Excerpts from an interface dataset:
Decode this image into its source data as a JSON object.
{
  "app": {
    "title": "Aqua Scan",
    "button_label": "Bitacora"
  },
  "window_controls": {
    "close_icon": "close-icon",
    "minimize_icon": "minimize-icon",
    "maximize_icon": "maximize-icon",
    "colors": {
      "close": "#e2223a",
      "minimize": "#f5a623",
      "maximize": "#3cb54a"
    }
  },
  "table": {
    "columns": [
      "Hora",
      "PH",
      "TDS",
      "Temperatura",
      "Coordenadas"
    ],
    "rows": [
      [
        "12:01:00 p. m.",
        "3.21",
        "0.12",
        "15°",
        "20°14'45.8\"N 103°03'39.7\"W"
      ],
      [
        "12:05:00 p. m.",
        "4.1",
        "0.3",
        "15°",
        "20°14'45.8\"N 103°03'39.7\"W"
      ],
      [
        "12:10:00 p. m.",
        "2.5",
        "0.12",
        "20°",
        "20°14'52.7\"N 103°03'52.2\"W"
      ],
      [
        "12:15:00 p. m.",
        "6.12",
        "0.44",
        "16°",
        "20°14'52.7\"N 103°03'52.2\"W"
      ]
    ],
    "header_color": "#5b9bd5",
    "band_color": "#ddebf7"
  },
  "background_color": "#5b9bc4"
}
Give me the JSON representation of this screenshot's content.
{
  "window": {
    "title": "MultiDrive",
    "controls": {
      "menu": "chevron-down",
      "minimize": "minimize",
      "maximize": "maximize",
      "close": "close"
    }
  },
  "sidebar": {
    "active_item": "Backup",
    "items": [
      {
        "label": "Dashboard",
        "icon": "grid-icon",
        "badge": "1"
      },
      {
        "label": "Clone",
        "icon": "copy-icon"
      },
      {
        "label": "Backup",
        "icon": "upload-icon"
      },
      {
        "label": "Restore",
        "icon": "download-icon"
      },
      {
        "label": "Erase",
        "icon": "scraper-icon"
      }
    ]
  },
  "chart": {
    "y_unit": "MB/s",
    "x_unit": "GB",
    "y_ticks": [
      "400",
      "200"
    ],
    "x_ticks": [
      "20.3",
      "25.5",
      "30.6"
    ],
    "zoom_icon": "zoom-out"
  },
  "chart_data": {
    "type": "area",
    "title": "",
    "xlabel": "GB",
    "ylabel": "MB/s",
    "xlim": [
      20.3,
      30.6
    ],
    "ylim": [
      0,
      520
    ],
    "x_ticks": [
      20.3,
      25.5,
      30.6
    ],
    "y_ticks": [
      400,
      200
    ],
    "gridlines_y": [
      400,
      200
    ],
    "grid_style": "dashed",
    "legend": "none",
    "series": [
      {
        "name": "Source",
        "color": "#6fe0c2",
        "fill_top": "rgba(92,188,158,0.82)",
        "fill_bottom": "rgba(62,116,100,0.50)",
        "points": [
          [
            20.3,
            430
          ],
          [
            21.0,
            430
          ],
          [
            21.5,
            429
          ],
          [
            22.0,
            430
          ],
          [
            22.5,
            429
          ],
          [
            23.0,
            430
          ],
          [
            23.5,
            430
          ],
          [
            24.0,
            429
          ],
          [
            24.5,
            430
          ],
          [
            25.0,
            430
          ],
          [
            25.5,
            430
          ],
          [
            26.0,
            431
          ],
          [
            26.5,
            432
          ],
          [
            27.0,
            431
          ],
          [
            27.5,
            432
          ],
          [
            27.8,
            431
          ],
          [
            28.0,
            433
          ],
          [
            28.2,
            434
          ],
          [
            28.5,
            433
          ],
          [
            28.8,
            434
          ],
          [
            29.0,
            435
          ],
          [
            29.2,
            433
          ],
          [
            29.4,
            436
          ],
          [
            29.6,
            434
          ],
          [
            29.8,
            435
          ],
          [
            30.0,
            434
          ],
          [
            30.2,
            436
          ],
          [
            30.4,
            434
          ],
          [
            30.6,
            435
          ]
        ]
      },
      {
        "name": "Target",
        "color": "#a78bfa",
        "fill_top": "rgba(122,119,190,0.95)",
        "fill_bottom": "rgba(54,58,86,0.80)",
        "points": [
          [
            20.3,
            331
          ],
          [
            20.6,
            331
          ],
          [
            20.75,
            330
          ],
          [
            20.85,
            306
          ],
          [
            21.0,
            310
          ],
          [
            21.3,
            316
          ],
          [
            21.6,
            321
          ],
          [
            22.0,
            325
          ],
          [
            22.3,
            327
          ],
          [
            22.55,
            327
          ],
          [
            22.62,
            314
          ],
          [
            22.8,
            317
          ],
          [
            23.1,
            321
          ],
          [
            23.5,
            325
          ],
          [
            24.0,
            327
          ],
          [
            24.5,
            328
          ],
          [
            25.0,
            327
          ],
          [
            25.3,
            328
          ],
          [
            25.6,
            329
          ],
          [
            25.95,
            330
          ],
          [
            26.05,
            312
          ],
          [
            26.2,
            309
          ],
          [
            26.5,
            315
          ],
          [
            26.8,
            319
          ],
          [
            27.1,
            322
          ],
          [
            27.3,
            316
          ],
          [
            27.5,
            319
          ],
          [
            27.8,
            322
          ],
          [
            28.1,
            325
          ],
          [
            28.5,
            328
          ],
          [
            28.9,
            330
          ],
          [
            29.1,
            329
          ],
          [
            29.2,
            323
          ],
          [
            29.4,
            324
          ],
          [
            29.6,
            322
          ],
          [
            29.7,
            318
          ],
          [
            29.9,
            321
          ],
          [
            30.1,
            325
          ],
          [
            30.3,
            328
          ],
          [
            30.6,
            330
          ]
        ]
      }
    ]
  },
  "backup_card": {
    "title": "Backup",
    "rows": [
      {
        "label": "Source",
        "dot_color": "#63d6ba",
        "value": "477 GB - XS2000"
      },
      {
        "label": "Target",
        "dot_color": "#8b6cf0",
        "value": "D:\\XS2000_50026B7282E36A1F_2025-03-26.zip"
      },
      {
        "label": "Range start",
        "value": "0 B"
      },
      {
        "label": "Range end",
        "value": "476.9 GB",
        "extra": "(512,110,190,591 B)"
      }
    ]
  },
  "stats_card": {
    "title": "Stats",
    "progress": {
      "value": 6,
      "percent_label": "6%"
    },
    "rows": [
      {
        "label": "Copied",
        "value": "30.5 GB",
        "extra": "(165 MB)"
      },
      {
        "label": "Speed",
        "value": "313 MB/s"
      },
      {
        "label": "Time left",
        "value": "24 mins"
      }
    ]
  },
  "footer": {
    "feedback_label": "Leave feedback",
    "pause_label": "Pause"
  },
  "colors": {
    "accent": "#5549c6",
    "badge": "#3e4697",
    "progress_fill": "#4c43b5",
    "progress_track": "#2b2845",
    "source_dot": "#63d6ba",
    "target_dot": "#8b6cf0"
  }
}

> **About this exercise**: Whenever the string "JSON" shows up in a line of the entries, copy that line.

> **Reply to the exercise**:
Decode this image into its source data as a JSON object.
Give me the JSON representation of this screenshot's content.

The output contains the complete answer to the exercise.